Aim of the task
Begin with the line holding "Give me the", then print every line after it through the end of the data, exactly and with nothing added.

:: Source data

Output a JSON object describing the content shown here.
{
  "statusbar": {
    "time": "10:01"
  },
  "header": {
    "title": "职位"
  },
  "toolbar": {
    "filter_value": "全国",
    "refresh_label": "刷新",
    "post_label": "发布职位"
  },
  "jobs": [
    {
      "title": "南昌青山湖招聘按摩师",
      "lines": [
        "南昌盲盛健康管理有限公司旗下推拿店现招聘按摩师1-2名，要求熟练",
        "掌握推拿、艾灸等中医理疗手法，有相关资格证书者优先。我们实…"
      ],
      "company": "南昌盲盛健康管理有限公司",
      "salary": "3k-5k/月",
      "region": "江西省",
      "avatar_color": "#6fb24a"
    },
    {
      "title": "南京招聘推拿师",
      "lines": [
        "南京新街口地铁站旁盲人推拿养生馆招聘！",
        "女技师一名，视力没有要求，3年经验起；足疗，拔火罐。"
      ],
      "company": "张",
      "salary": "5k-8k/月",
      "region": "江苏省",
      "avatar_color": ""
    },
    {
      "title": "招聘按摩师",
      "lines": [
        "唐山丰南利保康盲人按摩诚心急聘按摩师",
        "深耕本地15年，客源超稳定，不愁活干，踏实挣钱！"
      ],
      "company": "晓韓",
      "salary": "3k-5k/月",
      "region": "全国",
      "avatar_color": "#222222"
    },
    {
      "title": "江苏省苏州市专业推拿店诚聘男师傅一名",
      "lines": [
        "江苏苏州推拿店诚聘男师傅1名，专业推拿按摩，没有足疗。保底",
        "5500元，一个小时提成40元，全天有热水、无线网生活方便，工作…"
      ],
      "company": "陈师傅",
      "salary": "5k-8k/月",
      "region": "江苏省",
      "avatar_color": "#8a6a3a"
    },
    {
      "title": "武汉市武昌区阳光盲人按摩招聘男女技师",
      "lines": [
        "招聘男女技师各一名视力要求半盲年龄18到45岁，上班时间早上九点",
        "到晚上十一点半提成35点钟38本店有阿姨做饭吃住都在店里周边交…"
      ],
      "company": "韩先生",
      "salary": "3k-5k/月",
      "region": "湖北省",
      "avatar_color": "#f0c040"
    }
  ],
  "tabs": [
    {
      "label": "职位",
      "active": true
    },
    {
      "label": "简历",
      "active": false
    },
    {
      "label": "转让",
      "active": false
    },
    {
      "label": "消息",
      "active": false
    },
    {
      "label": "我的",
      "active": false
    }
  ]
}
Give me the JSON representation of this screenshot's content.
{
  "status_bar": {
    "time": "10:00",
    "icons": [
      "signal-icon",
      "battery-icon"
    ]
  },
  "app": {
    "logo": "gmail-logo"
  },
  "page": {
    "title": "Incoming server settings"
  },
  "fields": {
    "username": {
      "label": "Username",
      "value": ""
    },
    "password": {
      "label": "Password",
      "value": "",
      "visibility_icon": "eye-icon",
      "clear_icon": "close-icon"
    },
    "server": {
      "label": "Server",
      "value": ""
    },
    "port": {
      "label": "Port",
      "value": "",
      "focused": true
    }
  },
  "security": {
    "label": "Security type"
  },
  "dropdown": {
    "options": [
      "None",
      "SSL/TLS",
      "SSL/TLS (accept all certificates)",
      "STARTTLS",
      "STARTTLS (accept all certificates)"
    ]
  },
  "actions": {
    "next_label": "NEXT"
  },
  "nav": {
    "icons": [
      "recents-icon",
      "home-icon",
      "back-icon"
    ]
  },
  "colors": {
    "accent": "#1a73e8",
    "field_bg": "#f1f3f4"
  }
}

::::

Result
Give me the JSON representation of this screenshot's content.
{
  "status_bar": {
    "time": "10:00",
    "icons": [
      "signal-icon",
      "battery-icon"
    ]
  },
  "app": {
    "logo": "gmail-logo"
  },
  "page": {
    "title": "Incoming server settings"
  },
  "fields": {
    "username": {
      "label": "Username",
      "value": ""
    },
    "password": {
      "label": "Password",
      "value": "",
      "visibility_icon": "eye-icon",
      "clear_icon": "close-icon"
    },
    "server": {
      "label": "Server",
      "value": ""
    },
    "port": {
      "label": "Port",
      "value": "",
      "focused": true
    }
  },
  "security": {
    "label": "Security type"
  },
  "dropdown": {
    "options": [
      "None",
      "SSL/TLS",
      "SSL/TLS (accept all certificates)",
      "STARTTLS",
      "STARTTLS (accept all certificates)"
    ]
  },
  "actions": {
    "next_label": "NEXT"
  },
  "nav": {
    "icons": [
      "recents-icon",
      "home-icon",
      "back-icon"
    ]
  },
  "colors": {
    "accent": "#1a73e8",
    "field_bg": "#f1f3f4"
  }
}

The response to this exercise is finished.